This June, Greenland Guidance joined the annual maintenance of weather stations high up on the Greenland ice sheet. One major difference with instrument maintenance closer to the ice sheet margin is that equipment in the interior of the ice sheet gradually gets buried by snow. In the higher parts melt is rare, and more snow accumulates in a year than that it melts. At low elevations summer melting is abundant, ablating winter snow and several meters of the underlying ice. Ice dynamics take care of the ice mass transfer from high to low elevations – otherwise the ice sheet would get taller and steeper each year.
A downside to working in the accumulation area is that one needs to shovel snow pits of 3 m deep to retrieve buried equipment, which is particularly challenging given the thin air at 2-3 km above sea level. Also travel distances are larger between the science site and the airport where you start the day, meaning that there is a larger chance of running into adverse weather delaying the operation. On the other hand the work can be done by a fixed-wing aircraft equipped with skis, as opposed to the helicopters required to land in low-elevation, uneven, or even crevassed terrain. These airplanes don’t worry as much about weather conditions as helicopters do. And they can carry a lot of equipment.
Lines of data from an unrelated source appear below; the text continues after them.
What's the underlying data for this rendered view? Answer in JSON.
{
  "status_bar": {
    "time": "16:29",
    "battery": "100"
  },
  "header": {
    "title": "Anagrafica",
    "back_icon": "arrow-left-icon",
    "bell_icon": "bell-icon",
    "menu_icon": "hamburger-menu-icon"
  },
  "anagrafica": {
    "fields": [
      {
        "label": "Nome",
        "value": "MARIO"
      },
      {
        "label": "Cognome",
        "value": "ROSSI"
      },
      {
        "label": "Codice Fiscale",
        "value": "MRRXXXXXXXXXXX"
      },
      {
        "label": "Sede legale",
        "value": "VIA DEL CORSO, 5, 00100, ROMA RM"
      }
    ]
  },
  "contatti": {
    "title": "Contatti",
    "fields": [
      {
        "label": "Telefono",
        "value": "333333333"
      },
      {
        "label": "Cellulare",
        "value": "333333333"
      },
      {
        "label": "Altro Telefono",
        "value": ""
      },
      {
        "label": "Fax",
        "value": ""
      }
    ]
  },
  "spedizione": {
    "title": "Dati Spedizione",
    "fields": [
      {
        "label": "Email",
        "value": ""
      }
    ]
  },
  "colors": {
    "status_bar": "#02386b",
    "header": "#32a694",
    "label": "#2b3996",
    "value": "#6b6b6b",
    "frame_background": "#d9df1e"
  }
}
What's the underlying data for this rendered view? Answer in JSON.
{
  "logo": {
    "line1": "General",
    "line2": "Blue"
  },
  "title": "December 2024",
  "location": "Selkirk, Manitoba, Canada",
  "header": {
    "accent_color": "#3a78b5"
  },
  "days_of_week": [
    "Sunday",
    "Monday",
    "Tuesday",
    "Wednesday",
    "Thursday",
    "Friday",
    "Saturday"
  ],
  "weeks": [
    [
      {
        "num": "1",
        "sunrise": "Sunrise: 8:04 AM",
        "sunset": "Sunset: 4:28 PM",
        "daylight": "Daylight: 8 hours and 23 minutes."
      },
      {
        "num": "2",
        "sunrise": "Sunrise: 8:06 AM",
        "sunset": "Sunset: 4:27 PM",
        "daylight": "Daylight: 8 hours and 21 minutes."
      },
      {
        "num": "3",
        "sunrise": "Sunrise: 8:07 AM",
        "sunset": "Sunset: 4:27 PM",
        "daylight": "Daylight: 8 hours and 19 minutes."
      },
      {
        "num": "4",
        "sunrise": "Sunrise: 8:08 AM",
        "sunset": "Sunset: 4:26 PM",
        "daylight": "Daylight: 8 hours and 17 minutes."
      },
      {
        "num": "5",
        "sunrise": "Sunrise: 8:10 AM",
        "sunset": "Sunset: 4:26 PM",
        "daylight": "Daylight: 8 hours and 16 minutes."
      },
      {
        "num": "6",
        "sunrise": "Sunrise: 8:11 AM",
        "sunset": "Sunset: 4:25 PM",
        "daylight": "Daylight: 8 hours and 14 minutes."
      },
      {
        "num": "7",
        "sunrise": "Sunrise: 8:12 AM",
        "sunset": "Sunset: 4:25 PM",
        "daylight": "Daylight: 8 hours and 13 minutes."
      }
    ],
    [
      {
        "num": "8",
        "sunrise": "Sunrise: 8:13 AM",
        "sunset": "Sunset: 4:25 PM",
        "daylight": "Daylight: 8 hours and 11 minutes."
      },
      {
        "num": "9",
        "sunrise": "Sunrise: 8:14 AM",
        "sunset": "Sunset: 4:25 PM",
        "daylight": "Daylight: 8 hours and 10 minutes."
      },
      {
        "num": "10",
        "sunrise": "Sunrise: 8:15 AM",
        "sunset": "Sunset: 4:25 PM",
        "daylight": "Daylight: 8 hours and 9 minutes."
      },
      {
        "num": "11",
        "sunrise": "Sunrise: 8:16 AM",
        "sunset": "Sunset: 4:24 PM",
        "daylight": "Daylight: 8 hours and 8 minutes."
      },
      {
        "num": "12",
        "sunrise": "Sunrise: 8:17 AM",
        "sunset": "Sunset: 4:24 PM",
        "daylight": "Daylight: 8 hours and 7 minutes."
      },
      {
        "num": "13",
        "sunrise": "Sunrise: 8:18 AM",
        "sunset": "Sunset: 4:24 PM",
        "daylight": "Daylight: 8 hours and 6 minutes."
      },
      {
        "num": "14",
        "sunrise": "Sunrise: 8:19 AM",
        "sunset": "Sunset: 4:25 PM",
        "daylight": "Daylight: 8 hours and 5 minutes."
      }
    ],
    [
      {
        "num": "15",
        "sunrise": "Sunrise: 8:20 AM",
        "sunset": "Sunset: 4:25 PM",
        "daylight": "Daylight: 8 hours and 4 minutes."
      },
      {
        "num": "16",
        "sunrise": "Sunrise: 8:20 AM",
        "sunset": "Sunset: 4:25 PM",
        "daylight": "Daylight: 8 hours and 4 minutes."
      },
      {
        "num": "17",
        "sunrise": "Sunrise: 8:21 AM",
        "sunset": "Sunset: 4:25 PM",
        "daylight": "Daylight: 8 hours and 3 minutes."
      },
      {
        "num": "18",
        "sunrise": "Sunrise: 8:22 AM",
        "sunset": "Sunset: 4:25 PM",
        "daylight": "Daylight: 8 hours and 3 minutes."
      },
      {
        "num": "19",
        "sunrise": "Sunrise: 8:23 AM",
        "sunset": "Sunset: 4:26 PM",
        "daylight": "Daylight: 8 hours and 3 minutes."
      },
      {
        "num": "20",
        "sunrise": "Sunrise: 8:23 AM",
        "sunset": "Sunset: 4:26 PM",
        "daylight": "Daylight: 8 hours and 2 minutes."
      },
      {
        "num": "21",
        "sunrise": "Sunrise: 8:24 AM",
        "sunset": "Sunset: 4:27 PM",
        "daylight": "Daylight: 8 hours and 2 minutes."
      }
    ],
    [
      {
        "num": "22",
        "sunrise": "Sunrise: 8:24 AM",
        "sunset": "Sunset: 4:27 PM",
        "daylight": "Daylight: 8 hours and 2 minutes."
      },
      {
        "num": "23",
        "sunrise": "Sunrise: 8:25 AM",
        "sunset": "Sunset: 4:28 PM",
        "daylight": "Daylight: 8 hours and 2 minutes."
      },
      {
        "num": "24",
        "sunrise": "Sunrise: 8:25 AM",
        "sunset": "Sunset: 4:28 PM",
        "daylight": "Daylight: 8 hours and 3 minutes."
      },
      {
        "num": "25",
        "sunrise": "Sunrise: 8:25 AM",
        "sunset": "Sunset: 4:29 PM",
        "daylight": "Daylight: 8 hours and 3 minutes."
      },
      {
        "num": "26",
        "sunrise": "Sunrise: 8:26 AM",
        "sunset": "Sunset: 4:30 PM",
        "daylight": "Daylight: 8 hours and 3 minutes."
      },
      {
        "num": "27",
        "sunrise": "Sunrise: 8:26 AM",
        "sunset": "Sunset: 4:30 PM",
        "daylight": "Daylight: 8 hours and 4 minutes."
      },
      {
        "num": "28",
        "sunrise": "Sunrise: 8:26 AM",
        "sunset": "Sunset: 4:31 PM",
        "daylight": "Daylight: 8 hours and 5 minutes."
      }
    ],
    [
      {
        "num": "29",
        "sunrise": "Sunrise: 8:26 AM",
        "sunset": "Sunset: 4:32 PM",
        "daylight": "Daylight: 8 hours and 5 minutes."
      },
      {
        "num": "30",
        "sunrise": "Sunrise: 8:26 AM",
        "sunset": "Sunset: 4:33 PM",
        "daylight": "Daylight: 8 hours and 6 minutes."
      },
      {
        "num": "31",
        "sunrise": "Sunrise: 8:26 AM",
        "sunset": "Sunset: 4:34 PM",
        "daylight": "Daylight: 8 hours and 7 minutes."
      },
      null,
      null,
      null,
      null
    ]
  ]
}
Not hampered by cloudy or windy conditions, we visited five measurement sites of the Greenland Climate Network (GC-Net) by Kenn Borek Air Twin Otter in six days. This year is the first year that GC-Net maintenance is done by the Geological Survey of Denmark and Greenland (GEUS). The network recently changed hands. The GC-Net got established by the Cooperative Institute for Research in Environmental Sciences (CIRES) in Boulder (US) in the 1990s and has since delivered large amounts of important climate data, contributing to many scientific studies and climate reports. Professor Konrad Steffen was a central person in all this, pushing the benefit of these measurements to climate science to great heights.